The entire listing, reproduced exactly and stripped of images, is the expected output.

§ EXERCISE DATA
- Opening Delimiter -

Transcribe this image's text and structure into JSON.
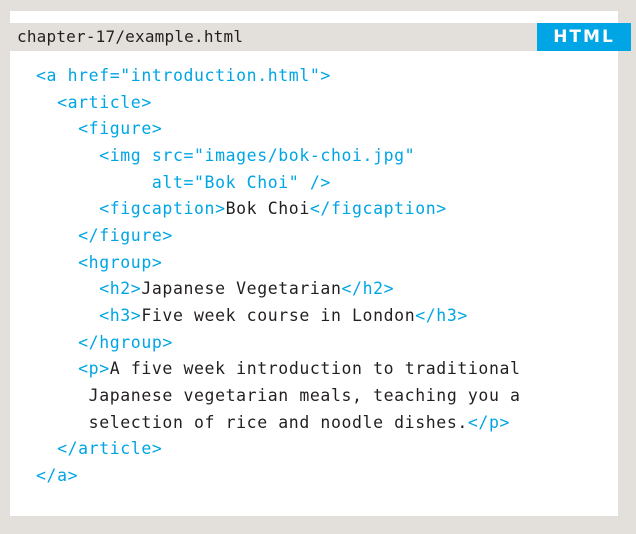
{
  "header": {
    "filename": "chapter-17/example.html",
    "badge": "HTML"
  },
  "colors": {
    "background": "#e3dfdb",
    "panel": "#ffffff",
    "accent": "#00a5e5",
    "text": "#231f20"
  },
  "code_lines": [
    [
      {
        "t": "tag",
        "s": "<a href=\"introduction.html\">"
      }
    ],
    [
      {
        "t": "tag",
        "s": "  <article>"
      }
    ],
    [
      {
        "t": "tag",
        "s": "    <figure>"
      }
    ],
    [
      {
        "t": "tag",
        "s": "      <img src=\"images/bok-choi.jpg\""
      }
    ],
    [
      {
        "t": "tag",
        "s": "           alt=\"Bok Choi\" />"
      }
    ],
    [
      {
        "t": "tag",
        "s": "      <figcaption>"
      },
      {
        "t": "txt",
        "s": "Bok Choi"
      },
      {
        "t": "tag",
        "s": "</figcaption>"
      }
    ],
    [
      {
        "t": "tag",
        "s": "    </figure>"
      }
    ],
    [
      {
        "t": "tag",
        "s": "    <hgroup>"
      }
    ],
    [
      {
        "t": "tag",
        "s": "      <h2>"
      },
      {
        "t": "txt",
        "s": "Japanese Vegetarian"
      },
      {
        "t": "tag",
        "s": "</h2>"
      }
    ],
    [
      {
        "t": "tag",
        "s": "      <h3>"
      },
      {
        "t": "txt",
        "s": "Five week course in London"
      },
      {
        "t": "tag",
        "s": "</h3>"
      }
    ],
    [
      {
        "t": "tag",
        "s": "    </hgroup>"
      }
    ],
    [
      {
        "t": "tag",
        "s": "    <p>"
      },
      {
        "t": "txt",
        "s": "A five week introduction to traditional"
      }
    ],
    [
      {
        "t": "txt",
        "s": "     Japanese vegetarian meals, teaching you a"
      }
    ],
    [
      {
        "t": "txt",
        "s": "     selection of rice and noodle dishes."
      },
      {
        "t": "tag",
        "s": "</p>"
      }
    ],
    [
      {
        "t": "tag",
        "s": "  </article>"
      }
    ],
    [
      {
        "t": "tag",
        "s": "</a>"
      }
    ]
  ]
}
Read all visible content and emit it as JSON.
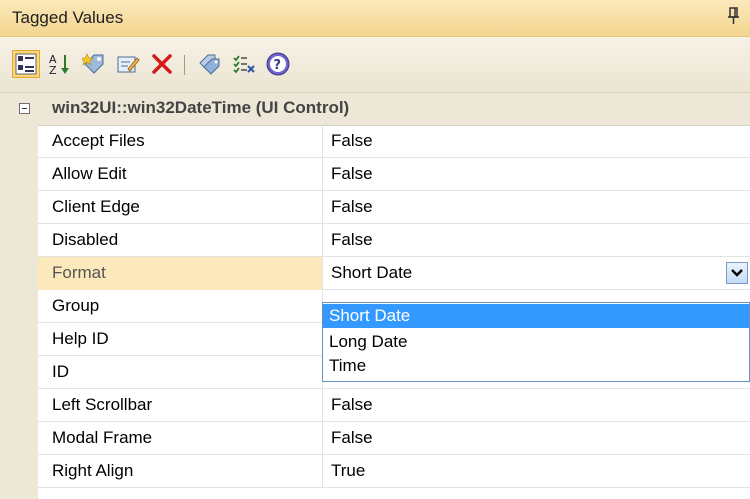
{
  "window": {
    "title": "Tagged Values"
  },
  "toolbar": {
    "buttons": [
      {
        "icon": "categorized-icon",
        "active": true
      },
      {
        "icon": "sort-alphabetical-icon"
      },
      {
        "icon": "new-tag-icon"
      },
      {
        "icon": "edit-tag-icon"
      },
      {
        "icon": "delete-icon"
      },
      {
        "icon": "tags-icon"
      },
      {
        "icon": "list-options-icon"
      },
      {
        "icon": "help-icon"
      }
    ]
  },
  "grid": {
    "group_title": "win32UI::win32DateTime (UI Control)",
    "rows": [
      {
        "name": "Accept Files",
        "value": "False"
      },
      {
        "name": "Allow Edit",
        "value": "False"
      },
      {
        "name": "Client Edge",
        "value": "False"
      },
      {
        "name": "Disabled",
        "value": "False"
      },
      {
        "name": "Format",
        "value": "Short Date"
      },
      {
        "name": "Group",
        "value": ""
      },
      {
        "name": "Help ID",
        "value": ""
      },
      {
        "name": "ID",
        "value": ""
      },
      {
        "name": "Left Scrollbar",
        "value": "False"
      },
      {
        "name": "Modal Frame",
        "value": "False"
      },
      {
        "name": "Right Align",
        "value": "True"
      }
    ],
    "selected_row": "Format"
  },
  "dropdown": {
    "options": [
      "Short Date",
      "Long Date",
      "Time"
    ],
    "highlighted": "Short Date"
  },
  "colors": {
    "title_bar": "#f3d58f",
    "selection": "#fbe9bb",
    "dropdown_highlight": "#3399ff"
  }
}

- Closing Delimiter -

§ RESULT OF THIS TASK
Transcribe this image's text and structure into JSON.
{
  "header": {
    "filename": "chapter-17/example.html",
    "badge": "HTML"
  },
  "colors": {
    "background": "#e3dfdb",
    "panel": "#ffffff",
    "accent": "#00a5e5",
    "text": "#231f20"
  },
  "code_lines": [
    [
      {
        "t": "tag",
        "s": "<a href=\"introduction.html\">"
      }
    ],
    [
      {
        "t": "tag",
        "s": "  <article>"
      }
    ],
    [
      {
        "t": "tag",
        "s": "    <figure>"
      }
    ],
    [
      {
        "t": "tag",
        "s": "      <img src=\"images/bok-choi.jpg\""
      }
    ],
    [
      {
        "t": "tag",
        "s": "           alt=\"Bok Choi\" />"
      }
    ],
    [
      {
        "t": "tag",
        "s": "      <figcaption>"
      },
      {
        "t": "txt",
        "s": "Bok Choi"
      },
      {
        "t": "tag",
        "s": "</figcaption>"
      }
    ],
    [
      {
        "t": "tag",
        "s": "    </figure>"
      }
    ],
    [
      {
        "t": "tag",
        "s": "    <hgroup>"
      }
    ],
    [
      {
        "t": "tag",
        "s": "      <h2>"
      },
      {
        "t": "txt",
        "s": "Japanese Vegetarian"
      },
      {
        "t": "tag",
        "s": "</h2>"
      }
    ],
    [
      {
        "t": "tag",
        "s": "      <h3>"
      },
      {
        "t": "txt",
        "s": "Five week course in London"
      },
      {
        "t": "tag",
        "s": "</h3>"
      }
    ],
    [
      {
        "t": "tag",
        "s": "    </hgroup>"
      }
    ],
    [
      {
        "t": "tag",
        "s": "    <p>"
      },
      {
        "t": "txt",
        "s": "A five week introduction to traditional"
      }
    ],
    [
      {
        "t": "txt",
        "s": "     Japanese vegetarian meals, teaching you a"
      }
    ],
    [
      {
        "t": "txt",
        "s": "     selection of rice and noodle dishes."
      },
      {
        "t": "tag",
        "s": "</p>"
      }
    ],
    [
      {
        "t": "tag",
        "s": "  </article>"
      }
    ],
    [
      {
        "t": "tag",
        "s": "</a>"
      }
    ]
  ]
}
Read all visible content and emit it as JSON.
{
  "window": {
    "title": "Tagged Values"
  },
  "toolbar": {
    "buttons": [
      {
        "icon": "categorized-icon",
        "active": true
      },
      {
        "icon": "sort-alphabetical-icon"
      },
      {
        "icon": "new-tag-icon"
      },
      {
        "icon": "edit-tag-icon"
      },
      {
        "icon": "delete-icon"
      },
      {
        "icon": "tags-icon"
      },
      {
        "icon": "list-options-icon"
      },
      {
        "icon": "help-icon"
      }
    ]
  },
  "grid": {
    "group_title": "win32UI::win32DateTime (UI Control)",
    "rows": [
      {
        "name": "Accept Files",
        "value": "False"
      },
      {
        "name": "Allow Edit",
        "value": "False"
      },
      {
        "name": "Client Edge",
        "value": "False"
      },
      {
        "name": "Disabled",
        "value": "False"
      },
      {
        "name": "Format",
        "value": "Short Date"
      },
      {
        "name": "Group",
        "value": ""
      },
      {
        "name": "Help ID",
        "value": ""
      },
      {
        "name": "ID",
        "value": ""
      },
      {
        "name": "Left Scrollbar",
        "value": "False"
      },
      {
        "name": "Modal Frame",
        "value": "False"
      },
      {
        "name": "Right Align",
        "value": "True"
      }
    ],
    "selected_row": "Format"
  },
  "dropdown": {
    "options": [
      "Short Date",
      "Long Date",
      "Time"
    ],
    "highlighted": "Short Date"
  },
  "colors": {
    "title_bar": "#f3d58f",
    "selection": "#fbe9bb",
    "dropdown_highlight": "#3399ff"
  }
}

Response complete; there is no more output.